ADAP of the CDC initiative can be estimated by:
Number of Patients
Diagnosed As a Result of CDC Initiative X % of Those Diagnosed Who
Will Need Drug Assistance X Average Federal Cost of Drug Assistance
estimate of the number of people who will be diagnosed with HIV
next year because of the CDC program is 23,750. This is based on
the CDCs goal of reducing the number of Americans who are
unaware of being infected to less than 5% of all of those infected,
or approximately 40,000 people. There are now estimated to be 230,000
Americans who have undiagnosed HIV infection. Meeting this goal
will require relatively stable trends in new infection and routine
diagnosis plus 190,000 extra diagnoses over time. The CDCs
goal was set in 2001 for achievement in 2005. Now that the implementation
of the Advancing HIV Prevention initiative has begun, a conservative
estimate would anticipate that CDC could get halfway to its
goal with an additional four years past its 2005 target.
This would require an extra 23,750 diagnoses per year.
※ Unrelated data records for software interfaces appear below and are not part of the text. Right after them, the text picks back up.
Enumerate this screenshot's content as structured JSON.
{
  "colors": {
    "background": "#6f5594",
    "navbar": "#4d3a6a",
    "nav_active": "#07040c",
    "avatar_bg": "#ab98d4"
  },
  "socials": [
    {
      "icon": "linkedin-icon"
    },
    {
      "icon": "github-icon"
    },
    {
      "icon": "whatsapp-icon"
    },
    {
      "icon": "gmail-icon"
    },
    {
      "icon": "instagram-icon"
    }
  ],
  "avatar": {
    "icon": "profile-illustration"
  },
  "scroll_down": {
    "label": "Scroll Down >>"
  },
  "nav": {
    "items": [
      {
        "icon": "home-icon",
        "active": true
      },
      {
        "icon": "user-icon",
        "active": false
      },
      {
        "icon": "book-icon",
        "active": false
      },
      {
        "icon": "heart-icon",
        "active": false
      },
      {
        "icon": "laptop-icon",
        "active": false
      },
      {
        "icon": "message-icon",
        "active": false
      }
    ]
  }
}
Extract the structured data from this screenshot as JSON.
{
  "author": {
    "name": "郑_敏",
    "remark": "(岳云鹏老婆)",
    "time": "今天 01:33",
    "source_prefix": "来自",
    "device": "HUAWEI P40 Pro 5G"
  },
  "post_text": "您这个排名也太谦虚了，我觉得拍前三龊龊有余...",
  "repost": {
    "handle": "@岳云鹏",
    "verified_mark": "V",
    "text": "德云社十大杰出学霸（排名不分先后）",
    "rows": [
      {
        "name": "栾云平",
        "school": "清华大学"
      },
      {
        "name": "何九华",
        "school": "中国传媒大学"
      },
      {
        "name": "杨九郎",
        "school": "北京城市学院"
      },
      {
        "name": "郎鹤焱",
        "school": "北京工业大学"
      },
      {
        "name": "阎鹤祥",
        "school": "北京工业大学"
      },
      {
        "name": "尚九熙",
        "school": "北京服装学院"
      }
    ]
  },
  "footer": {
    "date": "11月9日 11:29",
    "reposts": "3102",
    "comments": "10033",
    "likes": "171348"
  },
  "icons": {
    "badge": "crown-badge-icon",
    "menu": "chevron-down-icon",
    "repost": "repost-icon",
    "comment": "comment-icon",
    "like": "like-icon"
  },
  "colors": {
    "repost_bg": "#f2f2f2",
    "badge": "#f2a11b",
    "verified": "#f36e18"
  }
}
Centers for
Disease Control and Prevention, HIV Strategic Plan through 2005
(2001) (online at http://www.cdc.gov/hiv/partners/psp.htm)
(sets goal of less than 5% of those with HIV unaware of infection).
Centers for Disease Control and Prevention, CDCs New HIV Initiative
(2003) (online at http://www.cdc.gov/hiv/partners/question.htm)
(estimates approximately 230,000 Americans with undiagnosed HIV
estimate of the percentage of those identified by the CDC initiative
who will need drug assistance through ADAP is 18%. This is the proportion
of all HIV-positive Americans in medical care who receive medications
through ADAP. National Alliance of State and Territorial AIDS Directors,
Kaiser Family Foundation, and AIDS Treatment Data Network, National
ADAP Monitoring Project Annual Report (Apr. 2003) (citing 80,035
clients receiving medications in June 2002); Many in US with HIV
Dont Know It or Seek Care, New York Times (Feb. 26, 2002)
(citing CDC report that 447,000 Americans have HIV and are in care).
cost per additional person in ADAP can be estimated conservatively
by current spending, because many states formularies are restrictive.
Based on data from June 2002, the average annual cost of drug assistance
per person is $10,601. National Alliance of State and Territorial
AIDS Directors, Kaiser Family Foundation, and AIDS Treatment Data
Network, National ADAP Monitoring Project Annual Report (Apr. 2003)
(citing June 2002 expenditures of $70,705,142 for 80,035 clients).
lead to the conclusion, using the equation above, that costs for
ADAP attributable to the CDC initiative can be conservatively estimated
at 23,750 patients diagnosed X 18% who need drug assistance X $10,601
per person = $45.3 million.